WORK REQUEST - Please copy out each line of the listing that contains the word "text".
++++ DATA FOR PROCESSING ++++
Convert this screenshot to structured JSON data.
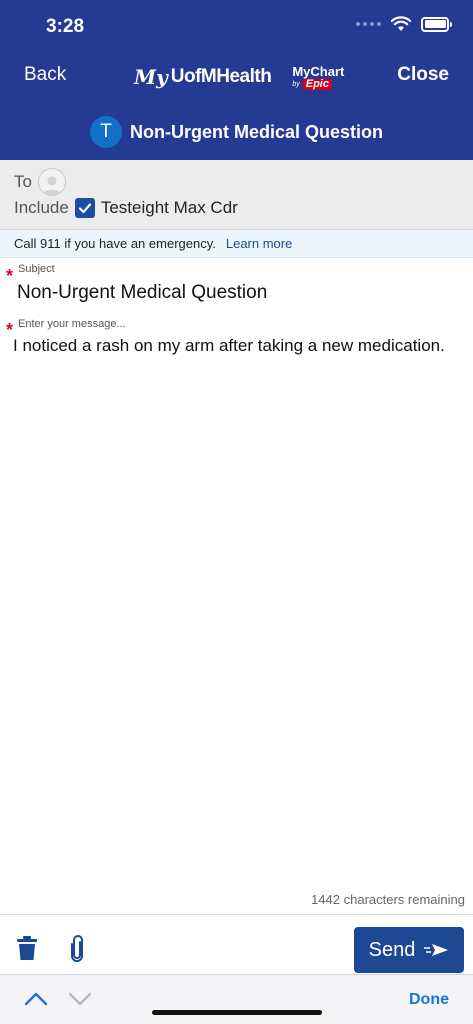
{
  "status_bar": {
    "time": "3:28"
  },
  "nav": {
    "back_label": "Back",
    "close_label": "Close",
    "logo": {
      "my": "My",
      "org": "UofMHealth",
      "mychart": "MyChart",
      "by": "by",
      "epic": "Epic"
    }
  },
  "title": {
    "avatar_letter": "T",
    "text": "Non-Urgent Medical Question"
  },
  "recipients": {
    "to_label": "To",
    "include_label": "Include",
    "include_checked": true,
    "include_name": "Testeight Max Cdr"
  },
  "banner": {
    "text": "Call 911 if you have an emergency.",
    "link": "Learn more"
  },
  "form": {
    "required_mark": "*",
    "subject_label": "Subject",
    "subject_value": "Non-Urgent Medical Question",
    "message_placeholder": "Enter your message...",
    "message_value": "I noticed a rash on my arm after taking a new medication."
  },
  "chars_remaining": "1442 characters remaining",
  "toolbar": {
    "trash_icon": "trash-icon",
    "attach_icon": "paperclip-icon",
    "send_label": "Send"
  },
  "keyboard_bar": {
    "done_label": "Done"
  },
  "colors": {
    "header": "#253a93",
    "send": "#1d4894",
    "link": "#1b4c8e",
    "required": "#c8102e",
    "done": "#1a73d9"
  }
}
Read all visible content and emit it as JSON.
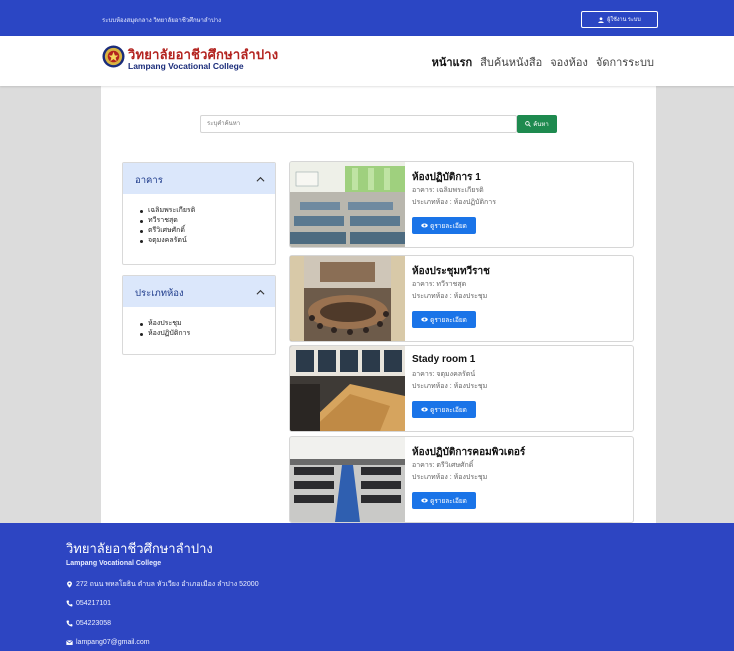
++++
EXPECTED OUTPUT -
    "text": "Non-Urgent Medical Question"
    "text": "Call 911 if you have an emergency.",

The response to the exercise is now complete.